I hate to bring this up, but…what if the affairs really happened? What if there is a history of infidelity? I’m not a marriage therapist or a family therapist. I honestly am not sure how couples move through infidelity. What I do know is that previous difficult experiences tend to resurface as people living with dementia move backwards in time. There is even literature on this topic—how Holocaust survivors with dementia believe they are back in the camps because they are gradually losing their memories so that the only accessible ones are the ones from their distant pasts. Borrowing from this body of literature, it is likely that people living with dementia who experienced a traumatic past event may reconnect with those buried memories and find themselves reliving some version of it.
Should your spouse be reliving a past event involving infidelity, it may help to use some of the same strategies that helped you both move past it the first time. You may want to enlist the services of a licensed therapist with solid dementia behavioral training who can assist you with this specific situation.
As I’ve written earlier in this blog, using logic and bank statements to convince your family member that they are financially secure may not be effective. You likely tried that already, and maybe the bank statements worked for a little while. Sincere reassurance is an approach that tends to work. When your family member expresses concern about not having money or having enough money, you can reassure them: “I’m handling everything (or “I’ve taken care of the bills”). “You are safe.” “You have enough money to (pay the bills, stay in the house, pay the nurses).” Another effective approach that works around scarcity delusions involving medications and medical bills is to simply say, “Insurance covered that,” or “Medicare is paying those bills.”
Sometimes, your loved one living with dementia may express fears that a specific individual has access to their finances and is stealing from them, resulting in poverty. This is an example of scarcity and persecutory delusions overlapping. You can use a version of the previous scripts described here: “It’s OK, I made sure that [name of person] can’t touch your money. Your money is safe.”
When you are trying out different scripts, it is important to keep the language simple and direct. Do not launch into long explanations; this is tempting to do because it is how we are wired! We have long histories of offering long and logical explanations to strengthen the initial statements. Please avoid this temptation. You will only succeed in making the situation worse.
Once you find a script that works, stick to it. It is better to use 2-3 very short sentences and repeat them. And repeat them some more. You will feel like an audio loop. Your loved one will respond. Although you are aware of the repetition, they are not—thanks to the loss of short-term memory. As you repeat the same phrases over and over, the phrases will feel increasingly authentic to you. That feel of authenticity will come across and will help the phrases work even more when faced with the different types of delusions.
Dr. Rita Jablonski

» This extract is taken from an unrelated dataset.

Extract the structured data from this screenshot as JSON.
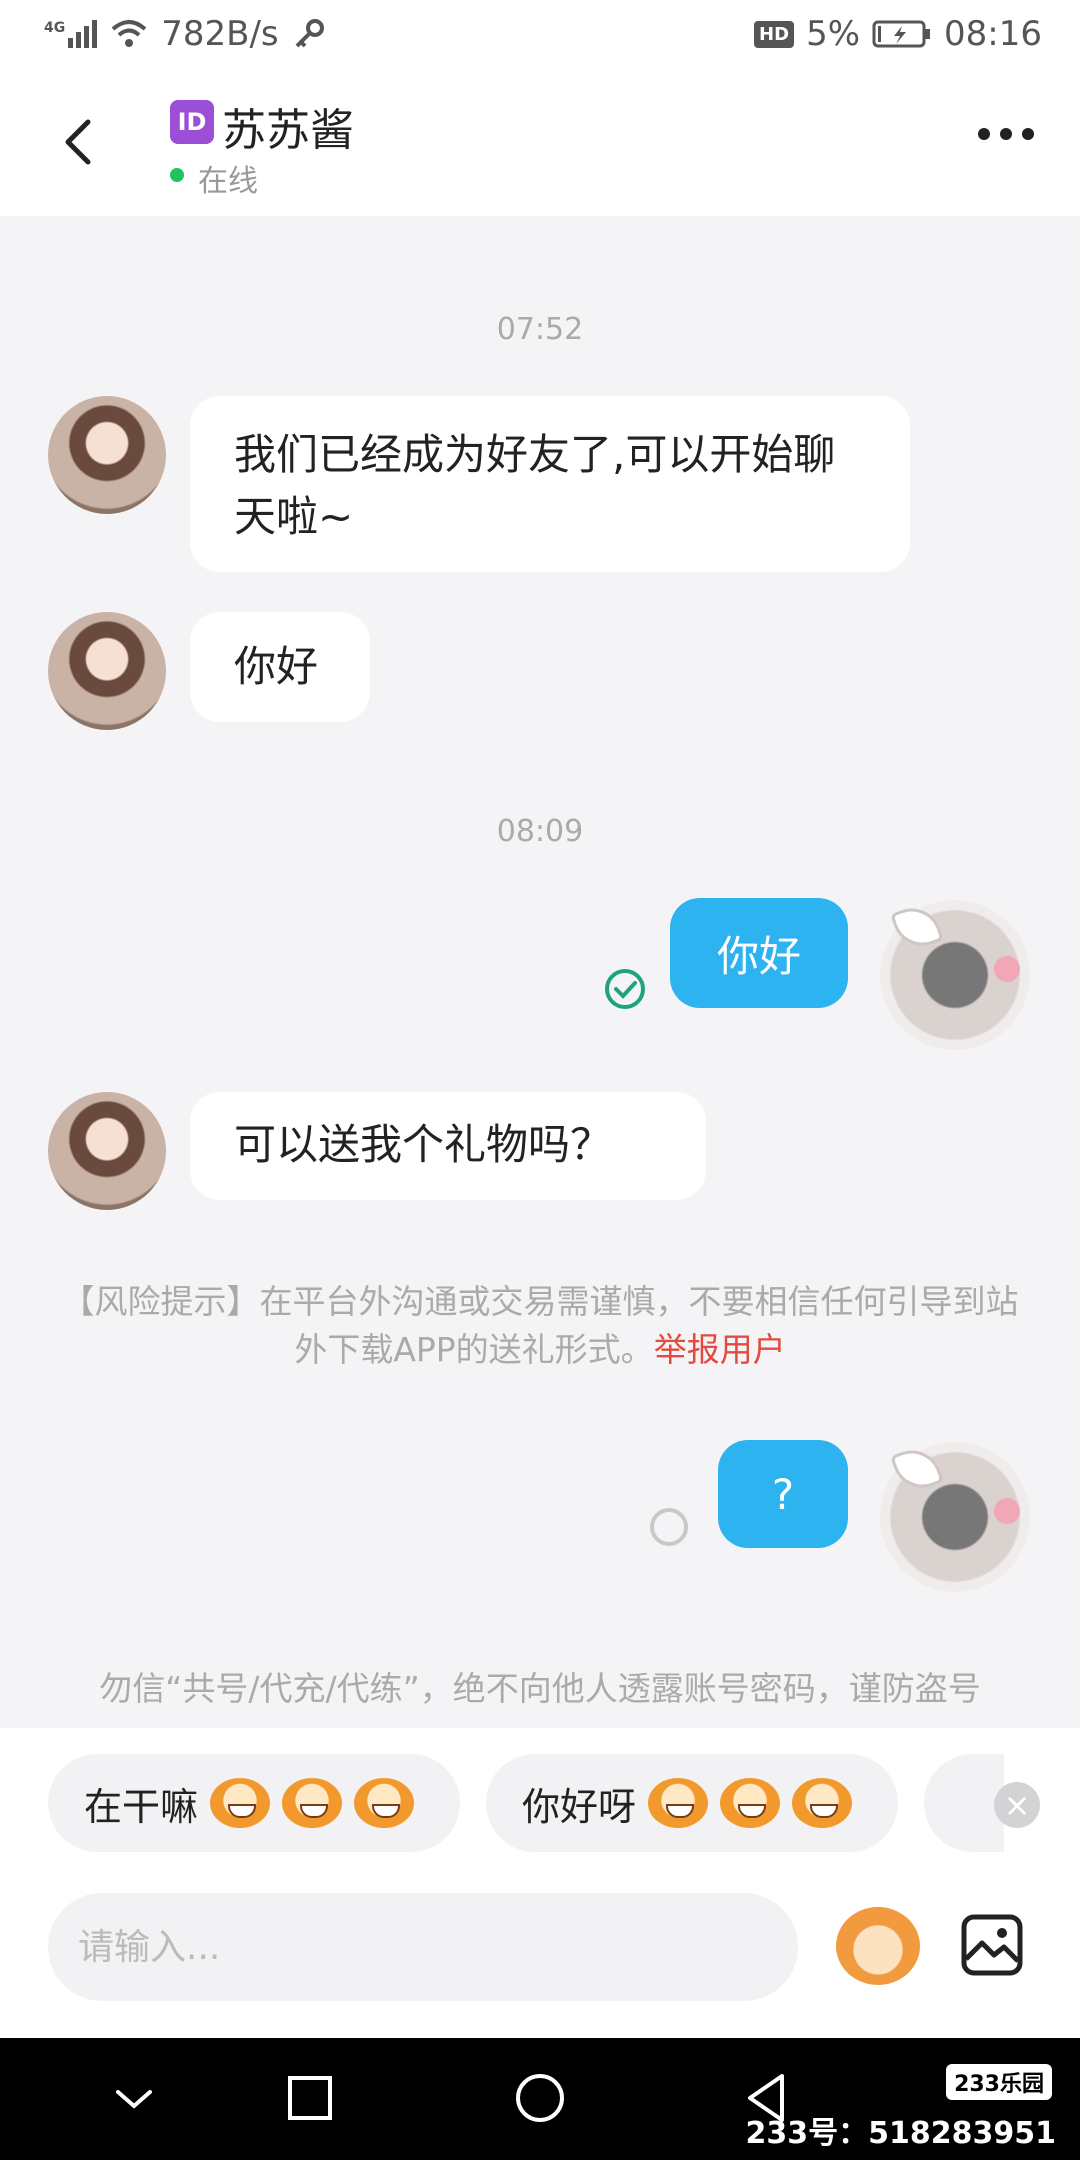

Rita Jablonski, PhD, CRNP, FAAN, FGSA is a nurse practitioner, researcher, tenured professor, and former family caregiver. Her research and practice involve all aspects of dementia management; she is best known for non-drug strategies to address dementia-related behaviors.